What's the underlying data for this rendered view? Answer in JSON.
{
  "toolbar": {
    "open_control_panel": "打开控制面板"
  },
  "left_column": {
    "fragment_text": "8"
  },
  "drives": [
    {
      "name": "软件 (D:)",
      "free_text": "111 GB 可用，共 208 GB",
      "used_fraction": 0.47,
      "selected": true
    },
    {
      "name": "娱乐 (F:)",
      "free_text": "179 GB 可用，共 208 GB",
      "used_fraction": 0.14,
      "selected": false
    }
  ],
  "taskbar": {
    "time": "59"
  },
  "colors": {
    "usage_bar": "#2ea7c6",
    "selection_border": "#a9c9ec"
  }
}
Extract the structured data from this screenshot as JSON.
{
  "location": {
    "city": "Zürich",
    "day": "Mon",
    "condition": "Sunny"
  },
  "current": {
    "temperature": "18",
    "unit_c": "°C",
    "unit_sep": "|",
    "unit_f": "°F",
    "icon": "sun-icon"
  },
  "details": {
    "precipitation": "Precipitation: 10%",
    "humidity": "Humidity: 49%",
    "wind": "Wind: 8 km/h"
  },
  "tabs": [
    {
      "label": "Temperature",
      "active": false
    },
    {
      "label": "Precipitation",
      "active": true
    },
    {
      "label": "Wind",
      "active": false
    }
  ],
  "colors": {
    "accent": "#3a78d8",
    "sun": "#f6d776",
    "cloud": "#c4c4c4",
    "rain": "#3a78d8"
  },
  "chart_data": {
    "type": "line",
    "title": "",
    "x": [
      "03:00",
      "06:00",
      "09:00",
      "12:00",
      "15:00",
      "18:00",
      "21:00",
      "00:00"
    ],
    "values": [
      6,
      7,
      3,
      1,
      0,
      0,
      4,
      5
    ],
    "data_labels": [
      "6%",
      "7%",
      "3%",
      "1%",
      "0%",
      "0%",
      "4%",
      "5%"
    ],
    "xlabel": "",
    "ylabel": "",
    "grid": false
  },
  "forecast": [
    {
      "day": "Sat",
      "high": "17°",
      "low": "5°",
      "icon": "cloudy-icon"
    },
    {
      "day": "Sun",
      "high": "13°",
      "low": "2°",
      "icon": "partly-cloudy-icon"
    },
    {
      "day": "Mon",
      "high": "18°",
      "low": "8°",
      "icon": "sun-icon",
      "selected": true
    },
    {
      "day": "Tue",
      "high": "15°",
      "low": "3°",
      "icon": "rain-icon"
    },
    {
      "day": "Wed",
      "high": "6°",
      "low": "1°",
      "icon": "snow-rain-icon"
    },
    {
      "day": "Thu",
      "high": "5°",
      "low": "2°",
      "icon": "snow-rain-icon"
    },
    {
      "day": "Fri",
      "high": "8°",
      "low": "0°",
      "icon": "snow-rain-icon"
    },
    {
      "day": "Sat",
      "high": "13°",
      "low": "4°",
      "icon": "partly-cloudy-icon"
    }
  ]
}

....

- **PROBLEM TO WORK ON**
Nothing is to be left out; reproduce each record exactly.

- **WRITTEN RESPONSE**
What's the underlying data for this rendered view? Answer in JSON.
{
  "toolbar": {
    "open_control_panel": "打开控制面板"
  },
  "left_column": {
    "fragment_text": "8"
  },
  "drives": [
    {
      "name": "软件 (D:)",
      "free_text": "111 GB 可用，共 208 GB",
      "used_fraction": 0.47,
      "selected": true
    },
    {
      "name": "娱乐 (F:)",
      "free_text": "179 GB 可用，共 208 GB",
      "used_fraction": 0.14,
      "selected": false
    }
  ],
  "taskbar": {
    "time": "59"
  },
  "colors": {
    "usage_bar": "#2ea7c6",
    "selection_border": "#a9c9ec"
  }
}
Extract the structured data from this screenshot as JSON.
{
  "location": {
    "city": "Zürich",
    "day": "Mon",
    "condition": "Sunny"
  },
  "current": {
    "temperature": "18",
    "unit_c": "°C",
    "unit_sep": "|",
    "unit_f": "°F",
    "icon": "sun-icon"
  },
  "details": {
    "precipitation": "Precipitation: 10%",
    "humidity": "Humidity: 49%",
    "wind": "Wind: 8 km/h"
  },
  "tabs": [
    {
      "label": "Temperature",
      "active": false
    },
    {
      "label": "Precipitation",
      "active": true
    },
    {
      "label": "Wind",
      "active": false
    }
  ],
  "colors": {
    "accent": "#3a78d8",
    "sun": "#f6d776",
    "cloud": "#c4c4c4",
    "rain": "#3a78d8"
  },
  "chart_data": {
    "type": "line",
    "title": "",
    "x": [
      "03:00",
      "06:00",
      "09:00",
      "12:00",
      "15:00",
      "18:00",
      "21:00",
      "00:00"
    ],
    "values": [
      6,
      7,
      3,
      1,
      0,
      0,
      4,
      5
    ],
    "data_labels": [
      "6%",
      "7%",
      "3%",
      "1%",
      "0%",
      "0%",
      "4%",
      "5%"
    ],
    "xlabel": "",
    "ylabel": "",
    "grid": false
  },
  "forecast": [
    {
      "day": "Sat",
      "high": "17°",
      "low": "5°",
      "icon": "cloudy-icon"
    },
    {
      "day": "Sun",
      "high": "13°",
      "low": "2°",
      "icon": "partly-cloudy-icon"
    },
    {
      "day": "Mon",
      "high": "18°",
      "low": "8°",
      "icon": "sun-icon",
      "selected": true
    },
    {
      "day": "Tue",
      "high": "15°",
      "low": "3°",
      "icon": "rain-icon"
    },
    {
      "day": "Wed",
      "high": "6°",
      "low": "1°",
      "icon": "snow-rain-icon"
    },
    {
      "day": "Thu",
      "high": "5°",
      "low": "2°",
      "icon": "snow-rain-icon"
    },
    {
      "day": "Fri",
      "high": "8°",
      "low": "0°",
      "icon": "snow-rain-icon"
    },
    {
      "day": "Sat",
      "high": "13°",
      "low": "4°",
      "icon": "partly-cloudy-icon"
    }
  ]
}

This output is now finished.